Wherever a line in the records contains the word "type", return that line.
····················
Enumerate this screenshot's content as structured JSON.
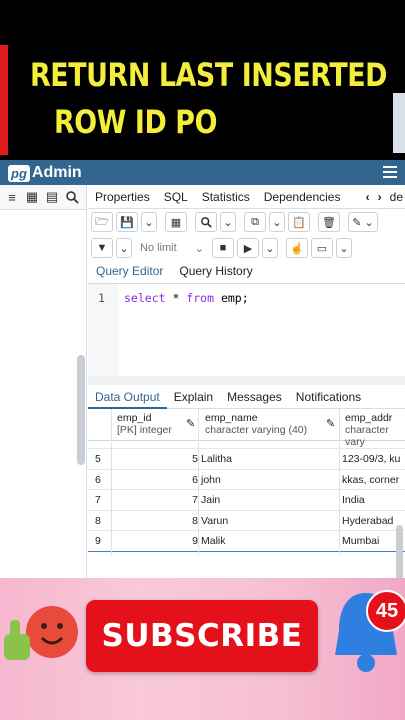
{
  "banner": {
    "line1": "RETURN LAST INSERTED",
    "line2": "ROW ID PO"
  },
  "brand": {
    "pg": "pg",
    "admin": "Admin"
  },
  "colors": {
    "brand_bar": "#326690",
    "title_yellow": "#f2ee3b",
    "subscribe_red": "#e4111a",
    "keyword": "#8a2be2"
  },
  "left_toolbar": {
    "icons": [
      "database-icon",
      "table-icon",
      "table-search-icon",
      "search-icon"
    ]
  },
  "tabs": {
    "items": [
      "Properties",
      "SQL",
      "Statistics",
      "Dependencies"
    ],
    "cut": "de"
  },
  "toolbar": {
    "limit_label": "No limit"
  },
  "query_tabs": {
    "editor": "Query Editor",
    "history": "Query History"
  },
  "editor": {
    "line_number": "1",
    "kw1": "select",
    "rest1": " * ",
    "kw2": "from",
    "rest2": " emp;"
  },
  "output_tabs": {
    "data_output": "Data Output",
    "explain": "Explain",
    "messages": "Messages",
    "notifications": "Notifications"
  },
  "grid": {
    "columns": [
      {
        "name": "emp_id",
        "type": "[PK] integer"
      },
      {
        "name": "emp_name",
        "type": "character varying (40)"
      },
      {
        "name": "emp_addr",
        "type": "character vary"
      }
    ],
    "rows": [
      {
        "rn": "5",
        "id": "5",
        "name": "Lalitha",
        "addr": "123-09/3, ku"
      },
      {
        "rn": "6",
        "id": "6",
        "name": "john",
        "addr": "kkas, corner"
      },
      {
        "rn": "7",
        "id": "7",
        "name": "Jain",
        "addr": "India"
      },
      {
        "rn": "8",
        "id": "8",
        "name": "Varun",
        "addr": "Hyderabad"
      },
      {
        "rn": "9",
        "id": "9",
        "name": "Malik",
        "addr": "Mumbai"
      }
    ]
  },
  "promo": {
    "subscribe": "SUBSCRIBE",
    "badge": "45"
  }
}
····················
### Reply
        "type": "[PK] integer"
        "type": "character varying (40)"
        "type": "character vary"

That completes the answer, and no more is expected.